Home made is trendy - look at the success of sites like Etsy, and the many crafting blogs, books and magazines that are about now.

Home made shows that you've put some effort in. Your home made gift shows that you put your heart into making it, that you willingly gave of your time to create something especially for the receiver. That it was made and given with love.

And yet... the *home* in Home Education makes people suspect something not so good, something lacking in effort, something second rate. Why is that? The old saying *home is where the heart is* still rings true, doesn't it? So what has happened to make home suspect when coupled with education? I think it's about time we made more of the *home*. We like being at home, yes, we go out, we enjoy visiting other people and seeing other places, but we are not ashamed to say that we spend plenty of time at home. There is so much to be learned from the simple things in life, so much pleasure to be had, so much experience to be gained. Why do we rush out to be entertained, to buy experiences, why are we so quick to shun expanding a bit of effort?

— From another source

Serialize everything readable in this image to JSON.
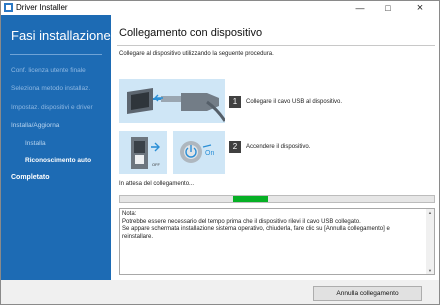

"Happiness includes chiefly the idea of satisfaction after full honest effort. No one can possibly be satisfied and no one can be happy who feels that in some paramount affairs he failed to take up the challenge of life."

To me, home education is *taking up the challenge of life*. It is living fully, taking responsibility not shrugging it off. It's worth the effort, even when that effort seems awfully hard work for little return, you can guarantee that the rainbow moments are just around the next corner.


  1. Elaine G-H Couldn't agree more. I think the home is under attack. It seems just about anywhere will do for children to be, except at home. Even some home educators go to great lengths to explain that they are hardly ever at home.

    From a book I'm reading now about organising.

    'I'd gotten it backwards. The outside is not the real world. Our house IS the real world. The outside world existed to support what happened inside the house!'

  2. Ooo - so are we 'home made' educators? Or 'craft educators'?

    I like the ring that home made education has though ... Hmmm must muse on this one ;-)

  3. Wow, I'm completely amazed at your hedgerow bounty!
    Great post :o)

  4. Home made and home tailored items sell well on my website as so many customers value individuality over mass production. The slow fashion and slow food movements are gaining momentum as consumers eschew the exploitative and unsustainable methods which dominate both industries. Why should children be mass produced in the name of education just to suit the exploiters?

  5. Brilliant post Tech. I bought a fabric calendar kit from a lady the other day. She'd been meaning to make it for a few years but never got round to it. I've always wanted one as the chocolate filled mass produced ones annoy me. She's asked me to take it back when she's next at the shop to show her. We all love making things in our house, I can't imagine life any other way.

  6. Love this post; you are quite right:)

    (And very amusingly my word id to type is in fulogro!)

  7. Have to say that in my extended family we are looked down on for giving home made gifts as well as for our home education. Apparently you buy love rather than make it.

    But there you go. At least I have friends who appreciate the effort that's put in.

  8. I love to be at home too, although not as much as I have been lately. Love the things you are making and am so jealous, I am completely missing out on the autumn harvest this year. Got some elderberry champagne in the garage and the cordial will just have to wait till next year.

  9. Bang on, Tech! :) Love the 'home made education'. And the Bennett quote. Love the whole post :).

  10. What a great post - I love the home grown connections - and it is all connected too! A veritable web of life.

  11. I agree with all the other comments, you're spot on with this post, Tech.

  12. Blimey, thanks you lot, it's good to know that I'm not alone in this :)

  13. you are right, and your post makes me think, so thank you!